Author: Daniel Philip Waley
Publisher: Longman Publishing Group
Release Date: 1985
In this well-known intrduction Dr Waley explores the key aspects of the history of later medieval Europe (c1250-1520) and outlines the leading influences of the time. He discusses cultural developments and the history of ideas, as well as political and economic topics. The central theme is the growing power of the state and the effect of this on political ideas
The Protestant Clergy of Early Modern Europe provides a comprehensive survey of the Protestant clergy in Europe during the confessional age.
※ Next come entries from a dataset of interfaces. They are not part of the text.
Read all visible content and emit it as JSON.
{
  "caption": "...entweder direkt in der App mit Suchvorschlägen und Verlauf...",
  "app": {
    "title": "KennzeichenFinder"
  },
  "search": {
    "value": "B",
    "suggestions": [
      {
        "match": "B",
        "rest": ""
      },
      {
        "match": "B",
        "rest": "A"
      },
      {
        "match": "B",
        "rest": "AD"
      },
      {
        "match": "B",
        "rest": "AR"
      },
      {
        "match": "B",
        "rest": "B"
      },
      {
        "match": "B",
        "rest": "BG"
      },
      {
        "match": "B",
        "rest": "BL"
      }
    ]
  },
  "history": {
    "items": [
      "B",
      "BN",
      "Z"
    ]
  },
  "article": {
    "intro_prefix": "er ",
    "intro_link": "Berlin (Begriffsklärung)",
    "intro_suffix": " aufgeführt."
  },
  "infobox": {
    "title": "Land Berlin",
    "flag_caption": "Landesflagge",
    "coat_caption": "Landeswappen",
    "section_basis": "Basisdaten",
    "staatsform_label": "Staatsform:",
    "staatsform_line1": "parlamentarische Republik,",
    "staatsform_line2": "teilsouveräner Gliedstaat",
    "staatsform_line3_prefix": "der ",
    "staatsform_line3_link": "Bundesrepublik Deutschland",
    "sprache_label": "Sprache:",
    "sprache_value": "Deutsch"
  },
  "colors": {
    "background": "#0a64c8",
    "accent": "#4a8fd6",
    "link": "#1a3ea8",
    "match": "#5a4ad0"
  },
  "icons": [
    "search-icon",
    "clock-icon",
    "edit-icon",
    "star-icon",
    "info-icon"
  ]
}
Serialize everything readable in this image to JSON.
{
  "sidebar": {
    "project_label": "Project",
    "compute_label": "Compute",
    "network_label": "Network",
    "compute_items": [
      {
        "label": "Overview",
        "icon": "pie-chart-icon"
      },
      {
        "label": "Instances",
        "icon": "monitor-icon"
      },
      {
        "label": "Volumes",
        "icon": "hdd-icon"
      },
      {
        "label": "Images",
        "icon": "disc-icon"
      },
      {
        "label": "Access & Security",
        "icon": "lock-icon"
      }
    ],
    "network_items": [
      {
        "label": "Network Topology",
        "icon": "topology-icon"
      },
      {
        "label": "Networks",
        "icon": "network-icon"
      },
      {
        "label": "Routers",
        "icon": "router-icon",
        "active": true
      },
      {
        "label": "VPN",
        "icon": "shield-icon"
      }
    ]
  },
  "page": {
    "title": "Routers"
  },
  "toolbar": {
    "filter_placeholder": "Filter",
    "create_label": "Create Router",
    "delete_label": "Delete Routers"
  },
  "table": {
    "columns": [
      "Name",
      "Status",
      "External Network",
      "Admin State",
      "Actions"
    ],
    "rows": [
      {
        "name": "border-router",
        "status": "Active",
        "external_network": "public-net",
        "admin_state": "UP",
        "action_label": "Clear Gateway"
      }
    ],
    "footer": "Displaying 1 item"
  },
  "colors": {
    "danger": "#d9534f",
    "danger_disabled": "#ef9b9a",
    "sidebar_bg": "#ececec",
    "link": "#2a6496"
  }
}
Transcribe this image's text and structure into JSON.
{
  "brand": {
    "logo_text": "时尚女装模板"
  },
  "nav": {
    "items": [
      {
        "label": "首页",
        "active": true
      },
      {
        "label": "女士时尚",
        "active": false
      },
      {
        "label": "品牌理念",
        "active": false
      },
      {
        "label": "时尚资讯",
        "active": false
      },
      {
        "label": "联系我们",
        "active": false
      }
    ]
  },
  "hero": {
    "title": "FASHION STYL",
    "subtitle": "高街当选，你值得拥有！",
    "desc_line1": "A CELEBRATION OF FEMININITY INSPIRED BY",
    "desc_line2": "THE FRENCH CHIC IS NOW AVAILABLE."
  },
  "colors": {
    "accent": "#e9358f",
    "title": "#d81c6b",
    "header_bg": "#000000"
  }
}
Eight contributions, written by historians with specialist research knowledge in the field, offer the reader a wide-ranging synthesis of the main concerns of current historiography. Themes include the origins and the evolution of the Protestant clergy during the age of Reformation, the role and function of the clergy in the context of early modern history, and the contribution of the clergy to the developments of the age (the making of confessions, education, the reform of culture, social and political thought).
Author: Patrick J. Donmoyer
Publisher: Masthof Press & Pennsylvania German Cultural Heritage Center, Kutztown University
Release Date: 2018-02-05
This cultural exploration offers an unparalleled presentation of Pennsylvania’s ritual healing traditions known as powwowing or Braucherei in Pennsylvania Dutch, through original primary source materials, including manuscripts, ritual objects, and books—most of which have never before been available to English-speaking readers. Although methods and procedures have varied considerably over three centuries of ritual practice within the Pennsylvania Dutch cultural region, the outcomes and experiences surrounding this tradition have woven a rich tapestry of cultural narratives that highlight the integration of ritual into all aspects of life, as well as provide insight into the challenges, conflicts, growth, and development of a distinct Pennsylvania Dutch folk culture. Volume IV of the Annual Publication Series of the Pennsylvania German Cultural Heritage Center at Kutztown University of Pennsylvania.
Author: Susan E. Dinan
Release Date: 2017-09-29
Chronicling the history of the Daughters of Charity through the seventeenth century, this study examines how the community's existence outside of convents helped to change the nature of women's religious communities and the early modern Catholic church. Unusually for the time, this group of Catholic religious women remained uncloistered. They lived in private houses in the cities and towns of France, offering medical care, religious instruction and alms to the sick and the poor; by the end of the century, they were France's premier organization of nurses. This book places the Daughters of Charity within the context of early modern poor relief in France - the author shows how they played a critical role in shaping the system, and also how they were shaped by it. The study also examines the complicated relationship of the Daughters of Charity to the Catholic church of the time, analyzing it not only for what light it can shed on the history of the community, but also for what it can tell us about the Catholic Reformation more generally.
Author: Mark A. Lamport
Publisher: Rowman & Littlefield
Release Date: 2017-08-31
The Encyclopedia of Martin Luther and the Reformation is a comprehensive study of the life and work of Martin Luther and the movements that followed him—in history and through today. Entries explore Luther’s contributions to theology, sacraments, his influence on the church and contemporaries, his character, and more.
Author: Margaret Deutsch Carroll
Publisher: Pennsylvania State Univ Pr
Release Date: 2008
Painting and Politics in Northern Europe offers a chronological account of political engagement in works by early modern Northern European painters Jan van Eyck, Pieter Bruegel the Elder, Peter Paul Rubens, and Frans Snyders. Offering fresh interpretations of canonical paintings, Margaret Carroll illustrates how these artists registered their pictorial responses to the political events and debates of their day. The imagery of gender and power was often intertwined with these debbates. Considering a range of works, including Van Eyck's Arnolfini Portrait, Bruegel's Netherlandish Proverbs, and Rubens's Life of Marie de Médicis series, Carroll examines the ways in which these Netherlandish painters seized on that imagery and creatively transformed it into the materials of art.The narrative follows the way painters responded to the emergence of "modern" theories of politics and natural law from the classical and medieval tradition. Carroll begins by addressing paintings that identify the natural order with consensual social relations in a stable political hierarchy, then turns to paintings that stress the struggle for mastery in a perilous and unstable world. These paintings may be valued not merely as historical artifacts of a bygone era but as interventions in a cultural discourse that continues to this day.